While it’s been suspected that documented racial bias with facial recognition algorithms has led to false arrests, it’s been difficult to prove.

On Wednesday, the ACLU lodged a complaint against the Detroit police after black male Robert Williams was arrested on his front lawn “as his wife Melissa looked on and as his daughters wept from...

Over 1,000 researchers sign letter opposing ‘crime predicting’ AI

More than 1,000 researchers, academics, and experts have signed an open letter opposing the use of AI to predict crime.

Anyone who has watched the sci-fi classic Minority Report will be concerned about attempts to predict crime before it happens. In an ideal scenario, crime prediction could help determine where to allocate police resources – but the reality will be very different.

The researchers are speaking out ahead of an imminent publication titled ‘A Deep Neural...

The EU’s privacy watchdog takes aim at Clearview AI’s facial recognition

The European Data Protection Board (EDPB) believes use of Clearview AI’s controversial facial recognition system would be illegal.

Clearview AI’s facial recognition system is used by over 2,200 law enforcement agencies around the world and even commercial businesses like Best Buy and Macy’s, according to a recent leak.

The EDPB has now ruled that any use of the service by law enforcement in Europe would “likely not be consistent with the EU data protection...

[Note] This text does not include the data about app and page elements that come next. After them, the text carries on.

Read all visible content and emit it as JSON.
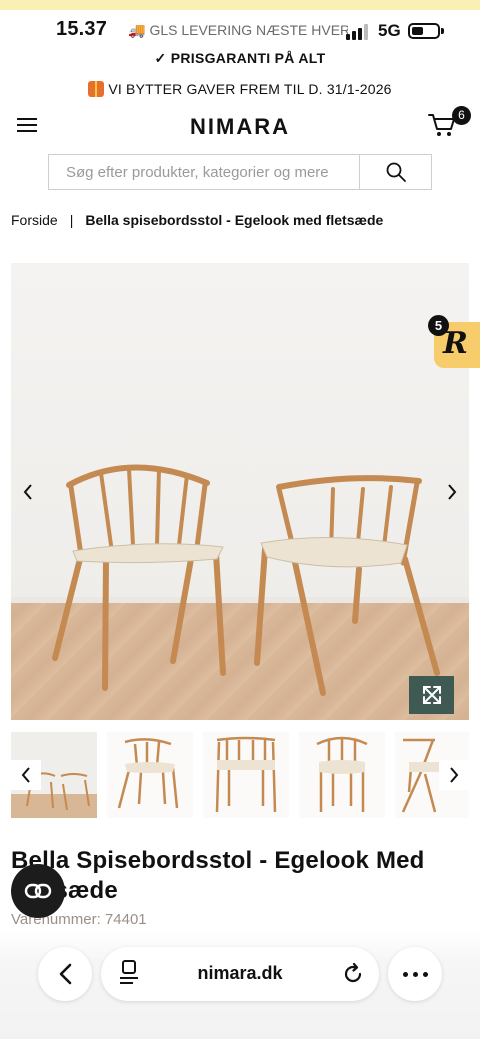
{
  "status_bar": {
    "time": "15.37",
    "banner": "GLS LEVERING NÆSTE HVERDAG",
    "network": "5G"
  },
  "promos": {
    "price_guarantee": "✓ PRISGARANTI PÅ ALT",
    "gift_exchange": "VI BYTTER GAVER FREM TIL D. 31/1-2026"
  },
  "header": {
    "logo": "NIMARA",
    "cart_count": "6"
  },
  "search": {
    "placeholder": "Søg efter produkter, kategorier og mere"
  },
  "breadcrumb": {
    "home": "Forside",
    "separator": "|",
    "current": "Bella spisebordsstol - Egelook med fletsæde"
  },
  "reviews_widget": {
    "count": "5",
    "letter": "R"
  },
  "product": {
    "title": "Bella Spisebordsstol - Egelook Med Fletsæde",
    "sku_label": "Varenummer: 74401"
  },
  "browser": {
    "url": "nimara.dk"
  },
  "colors": {
    "zoom_button": "#3f5a52",
    "reviews_tab": "#f7cc6a",
    "promo_strip": "#fbf0b3",
    "sku_text": "#9b8f8a"
  }
}
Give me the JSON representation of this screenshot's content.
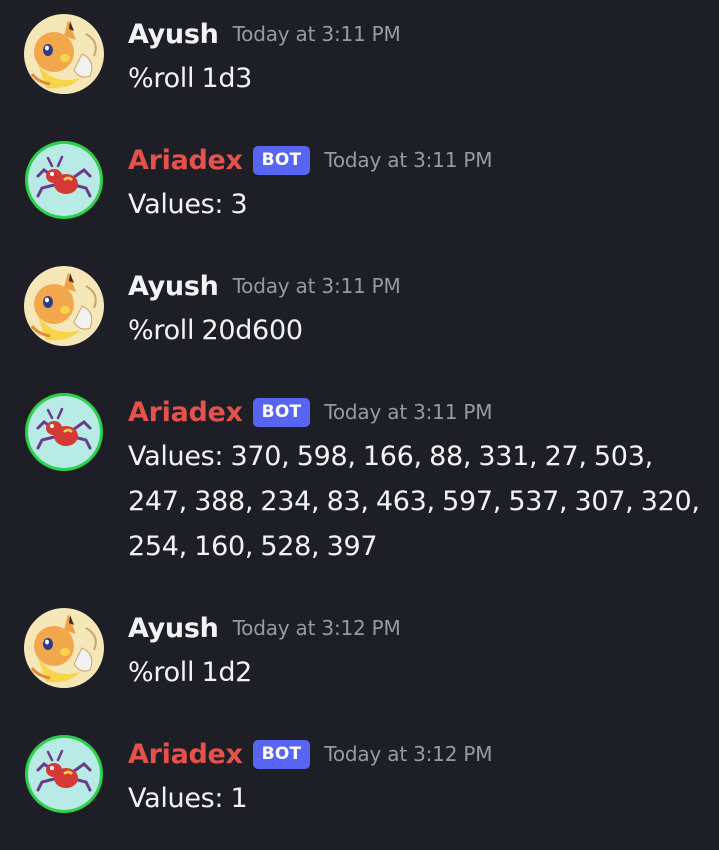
{
  "messages": [
    {
      "author": "Ayush",
      "is_bot": false,
      "timestamp": "Today at 3:11 PM",
      "content": "%roll 1d3",
      "avatar_icon": "pikachu-pokemon-icon"
    },
    {
      "author": "Ariadex",
      "is_bot": true,
      "bot_tag": "BOT",
      "timestamp": "Today at 3:11 PM",
      "content": "Values: 3",
      "avatar_icon": "ariados-spider-icon"
    },
    {
      "author": "Ayush",
      "is_bot": false,
      "timestamp": "Today at 3:11 PM",
      "content": "%roll 20d600",
      "avatar_icon": "pikachu-pokemon-icon"
    },
    {
      "author": "Ariadex",
      "is_bot": true,
      "bot_tag": "BOT",
      "timestamp": "Today at 3:11 PM",
      "content": "Values: 370, 598, 166, 88, 331, 27, 503, 247, 388, 234, 83, 463, 597, 537, 307, 320, 254, 160, 528, 397",
      "avatar_icon": "ariados-spider-icon"
    },
    {
      "author": "Ayush",
      "is_bot": false,
      "timestamp": "Today at 3:12 PM",
      "content": "%roll 1d2",
      "avatar_icon": "pikachu-pokemon-icon"
    },
    {
      "author": "Ariadex",
      "is_bot": true,
      "bot_tag": "BOT",
      "timestamp": "Today at 3:12 PM",
      "content": "Values: 1",
      "avatar_icon": "ariados-spider-icon"
    }
  ],
  "colors": {
    "background": "#1e1f26",
    "bot_name": "#e4524b",
    "bot_tag": "#5865f2",
    "timestamp": "#949ba4",
    "text": "#f2f3f5"
  }
}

Police in China will use AI face recognition to identify ‘lost’ elderly

china lost elderly facial recognition face ai artificial intelligence surveillance chinese

Chinese police hope to use AI-powered facial recognition, in combination with the nation's mass surveillance network, to identify lost elderly people.

The country's surveillance network is often scrutinised for being invasive, but the ability to detect potentially vulnerable people helps to shift the perception that it primarily benefits the government.

Public data suggests around 500,000 elderly people get lost each year, the equivalent of around 1,370 per day. About 72...

AI tags potential criminals before they’ve done anything

British police want to use AI for highlighting who is at risk of becoming a criminal before they’ve actually committed any crime. Although it sounds like a dystopian nightmare, there are clear benefits. Resources and outreach programs can be allocated to attempt preventing a crime, stop anyone becoming a victim, and remove the costs associated with prosecuting and jailing someone. With prisons overburdened and space limited, reducing the need to lock someone up is a win for everyone....

INTERPOL investigates how AI will impact crime and policing

INTERPOL hosted an event in Singapore bringing leading experts together with the aim of examining how AI will affect crime and prevention. The event, organised by INTERPOL and the UNICRI Centre for AI and Robotics, was held at the former’s Global Complex for Innovation. Experts from across industries gathered to discuss issues and several private sector companies gave live demonstrations of related projects. Some technological advances in AI pose a threat. In a recent interview with Irakli...